Each line in the entries below that holds the word "into" belongs in the answer.

=== Section Start ===

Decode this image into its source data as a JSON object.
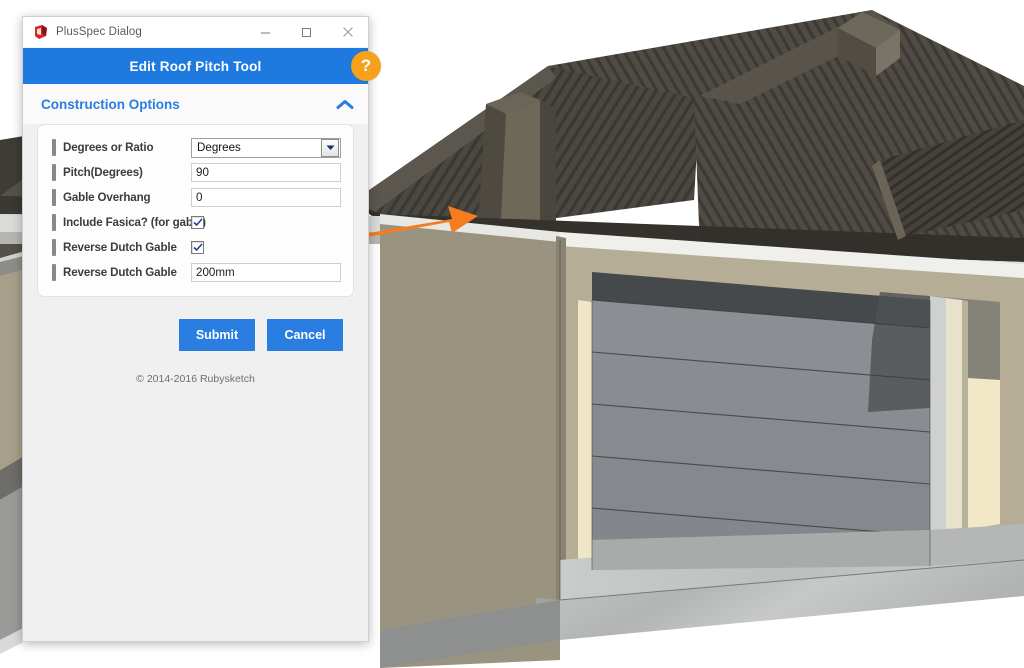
{
  "window": {
    "title": "PlusSpec Dialog",
    "app_icon": "sketchup-logo-icon",
    "controls": [
      {
        "name": "minimize-button",
        "glyph": "minimize-icon"
      },
      {
        "name": "maximize-button",
        "glyph": "maximize-icon"
      },
      {
        "name": "close-button",
        "glyph": "close-icon"
      }
    ]
  },
  "header": {
    "title": "Edit Roof Pitch Tool",
    "help_label": "?",
    "background_color": "#1f7ae0",
    "help_color": "#f5a11b"
  },
  "section": {
    "title": "Construction Options",
    "collapse_icon": "chevron-up-icon",
    "accent_color": "#2a7de1"
  },
  "form": {
    "fields": [
      {
        "label": "Degrees or Ratio",
        "type": "select",
        "value": "Degrees"
      },
      {
        "label": "Pitch(Degrees)",
        "type": "text",
        "value": "90"
      },
      {
        "label": "Gable Overhang",
        "type": "text",
        "value": "0"
      },
      {
        "label": "Include Fasica? (for gable)",
        "type": "checkbox",
        "value": "checked"
      },
      {
        "label": "Reverse Dutch Gable",
        "type": "checkbox",
        "value": "checked"
      },
      {
        "label": "Reverse Dutch Gable",
        "type": "text",
        "value": "200mm"
      }
    ]
  },
  "actions": {
    "submit_label": "Submit",
    "cancel_label": "Cancel"
  },
  "footer": {
    "copyright": "© 2014-2016 Rubysketch"
  },
  "scene": {
    "description": "3D model of a house corner with dark charcoal corrugated hip roof, taupe rendered walls, a grey sectional garage door and a concrete slab edge",
    "annotation": {
      "name": "pointer-arrow",
      "color": "#f57c1f",
      "points_to": "roof-eave-gable"
    },
    "colors": {
      "roof_dark": "#484540",
      "roof_mid": "#565249",
      "roof_light": "#6d685c",
      "wall_shaded": "#9a937f",
      "wall_lit": "#b5ad96",
      "jamb_cream": "#f2e8c8",
      "door_grey": "#8c8f93",
      "door_dark": "#4a4d50",
      "concrete": "#b9bcbb",
      "background": "#ffffff"
    }
  }
}
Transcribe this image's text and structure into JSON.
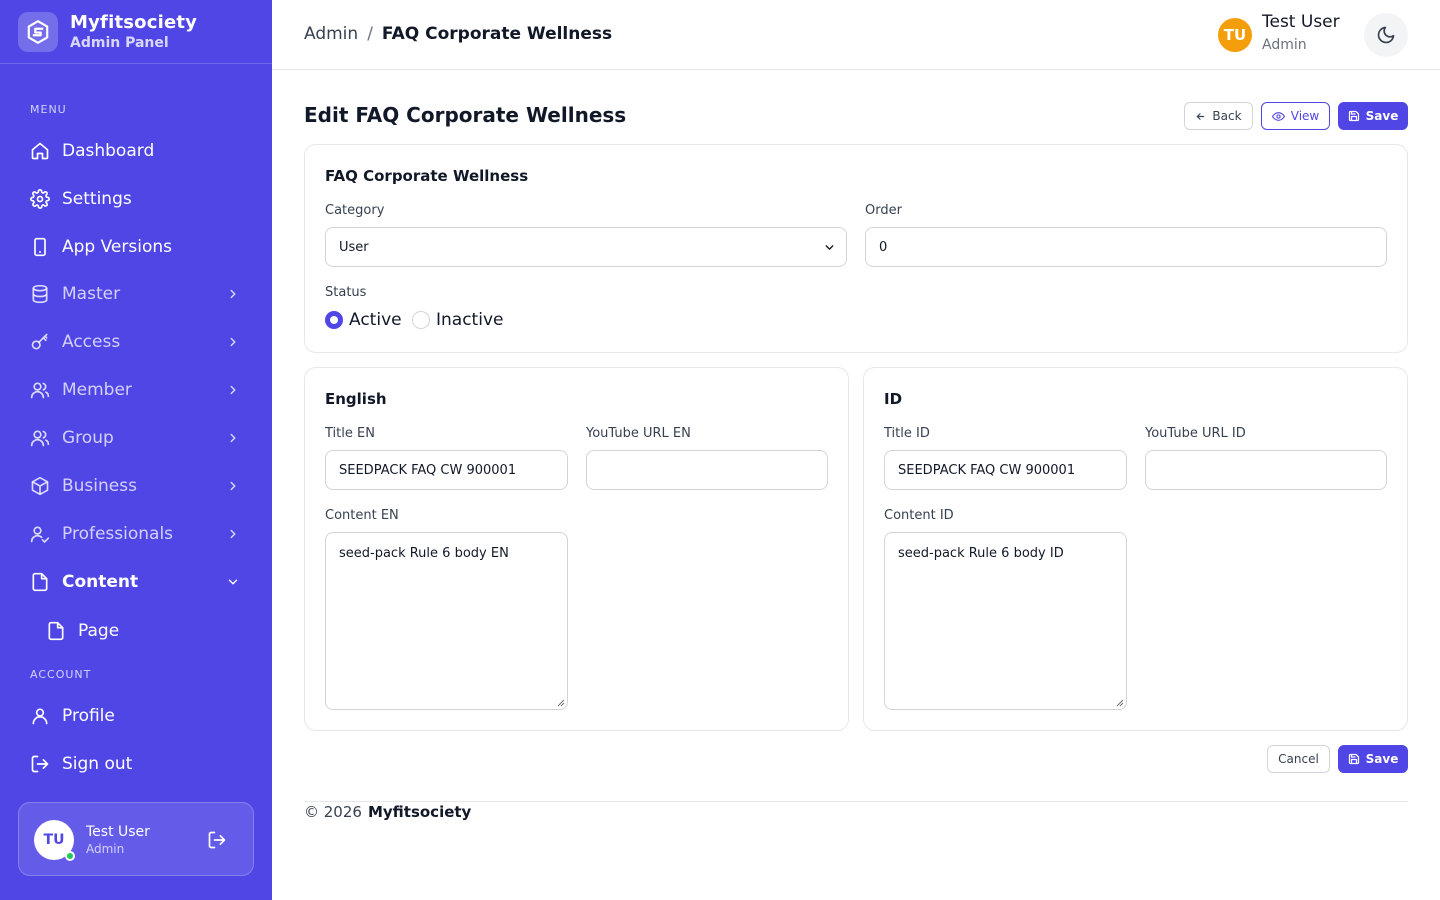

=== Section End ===

#### [PROBLEM SOLUTION]
Decode this image into its source data as a JSON object.
Transcribe this image's text and structure into JSON.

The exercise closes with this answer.